By BOB REDD
Bluefield Daily Telegraph
Forty years ago, almost to the day, I had a bad case of the chicken pox. In the midst of my misery my oldest brother walked into the house and tossed a little package to me. The wrapper was red and yellow and had a painting of a catcher pulling off his mask. I took me about two seconds to rip it open. Inside were pieces of cardboard with pictures of baseball players on one side and statistics on the back. I had just received my first pack of baseball cards and I was hooked.
In those days a pack of cards was a dime at the Gary Company Store. Gasoline at Adrian Haynes’ Esso station was about 38 cents a gallon, up from about 32 cents a year earlier, a result of the Arab oil embargo. A postage stamp was eight cents and the best seat at Riverfront Stadium to see the Reds was $5.50.
To fund my hobby I took to collecting pop bottles. The Company Store would give you 5 cents for each one you returned, so two bottles equalled a pack of cards and a six pack meant I could get 30 cards. That’s what I did the summer of ‘73, went all over Gary Bottom, down on the school grounds, everywhere looking for pop bottles. When I’d get two, I’d take them to the store, get the little green ticket from the guy on the loading dock, go around the front of the store, exchange it for a dime and get a pack of cards.
There was always excitement when I got a new pack. There was the smell of the always stale pink strip of bubble gum and then one-by-one I would look at each card, hoping not to get doubles.
I always treated my cards with care. I didn’t put them in the spokes of my bike, flip them, or build card houses. I would keep them sorted, mostly by team, then by number, in a cigar box, or shoe box. I now have them in pages in albums, stored away safely from harm.
Topps was the only company that produced baseball cards at that time.

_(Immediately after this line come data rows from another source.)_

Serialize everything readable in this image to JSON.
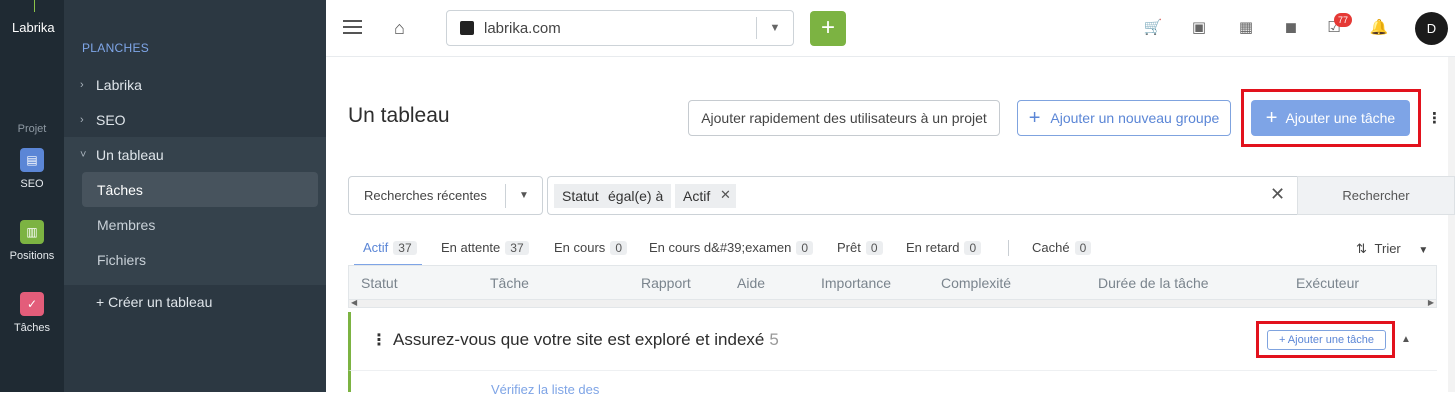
{
  "rail": {
    "brand": "Labrika",
    "section_label": "Projet",
    "items": [
      {
        "label": "SEO",
        "icon": "clipboard-icon",
        "color": "#5b86d6"
      },
      {
        "label": "Positions",
        "icon": "chart-icon",
        "color": "#7cb342"
      },
      {
        "label": "Tâches",
        "icon": "check-icon",
        "color": "#e35d7a"
      }
    ]
  },
  "sidebar": {
    "heading": "PLANCHES",
    "boards": [
      "Labrika",
      "SEO",
      "Un tableau"
    ],
    "sub_items": [
      "Tâches",
      "Membres",
      "Fichiers"
    ],
    "create_label": "+ Créer un tableau"
  },
  "topbar": {
    "site": "labrika.com",
    "notification_count": "77",
    "avatar_letter": "D"
  },
  "page": {
    "title": "Un tableau",
    "btn_quick_users": "Ajouter rapidement des utilisateurs à un projet",
    "btn_new_group": "Ajouter un nouveau groupe",
    "btn_add_task": "Ajouter une tâche"
  },
  "filter": {
    "recent_label": "Recherches récentes",
    "chips": [
      "Statut",
      "égal(e) à",
      "Actif"
    ],
    "search_button": "Rechercher"
  },
  "tabs": [
    {
      "label": "Actif",
      "count": "37"
    },
    {
      "label": "En attente",
      "count": "37"
    },
    {
      "label": "En cours",
      "count": "0"
    },
    {
      "label": "En cours d&#39;examen",
      "count": "0"
    },
    {
      "label": "Prêt",
      "count": "0"
    },
    {
      "label": "En retard",
      "count": "0"
    },
    {
      "label": "Caché",
      "count": "0"
    }
  ],
  "sort_label": "Trier",
  "columns": [
    "Statut",
    "Tâche",
    "Rapport",
    "Aide",
    "Importance",
    "Complexité",
    "Durée de la tâche",
    "Exécuteur"
  ],
  "group": {
    "title": "Assurez-vous que votre site est exploré et indexé",
    "count": "5",
    "add_button": "+ Ajouter une tâche",
    "first_task": "Vérifiez la liste des"
  },
  "colors": {
    "accent_blue": "#7ea4e6",
    "accent_green": "#7cb342",
    "highlight_red": "#e2121d"
  }
}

There would be special cards maybe in boxes of Cracker Jacks, on the back of Hostess products, or in cereal boxes, but if it were a “real” card it was Topps. There was one set to collect and you knew what it was.
I have collected cards for the past 40 years and thanks to my Daily Telegraph colleague Wayne Gillespie I am just about to gather the remaining cards I need for several years in the 1970s. Wayne is an avid collector and he has helped me with the ‘73, ‘75, ‘77 and ‘79 sets. I have already completed the ‘76 and ‘78 sets years ago.
While collectors can buy a full set of cards these days, the excitement of card collecting is building a set, opening each pack of cards and putting them in numerical order and seeing what you need to fill out the year. Most of the sets in the ‘70s had 660 cards which meant you had to buy at least 66 packs, but you would have to get many more because there were always doubles. I had a lot of Tom Hall cards in 1973, but I never got Johnny Bench until I bought him at a card store 20 years later. Topps has always maintained that they produced equal numbers of each player, but I still do not believe that.
In the ‘80s and early ‘90s card collecting became a big money business and a lot of the fun got away from the hobby as investors took over. However, the fiasco 1994 season in which half the season and World Series was cancelled, card prices went over the cliff and that ‘75 George Brett rookie card I have will never again be what it was worth in 1993. But that is not why I collect.
I and most collectors do so because we love baseball cards.
Today there are too many choices for cards. To be a collector you must focus in on one particular set, brand, or niche unless you have funding from Warren Buffet. I have ceased trying to put together annual sets and focus on my favorite players and in finishing out season collections from my childhood.
There are still many collectors but I believe the younger generation is not picking up on the hobby. With a pack of cards costing northward of $5 in some instances, for maybe five cards. It is cost prohibitive. Also young people are not following baseball as we did as youth 40 years ago.
Card collecting has evolved in the nearly half-century I have been saving them and they will continue to change. But one thing that will never go away is the excitement of opening a pack of cards, or completing a need list. It is just as fun to me today as it was on that late spring day in 1973 when I got my first pack of cards.
Bob Redd is a Daily Telegraph sportswriter. Contact him at firstname.lastname@example.org.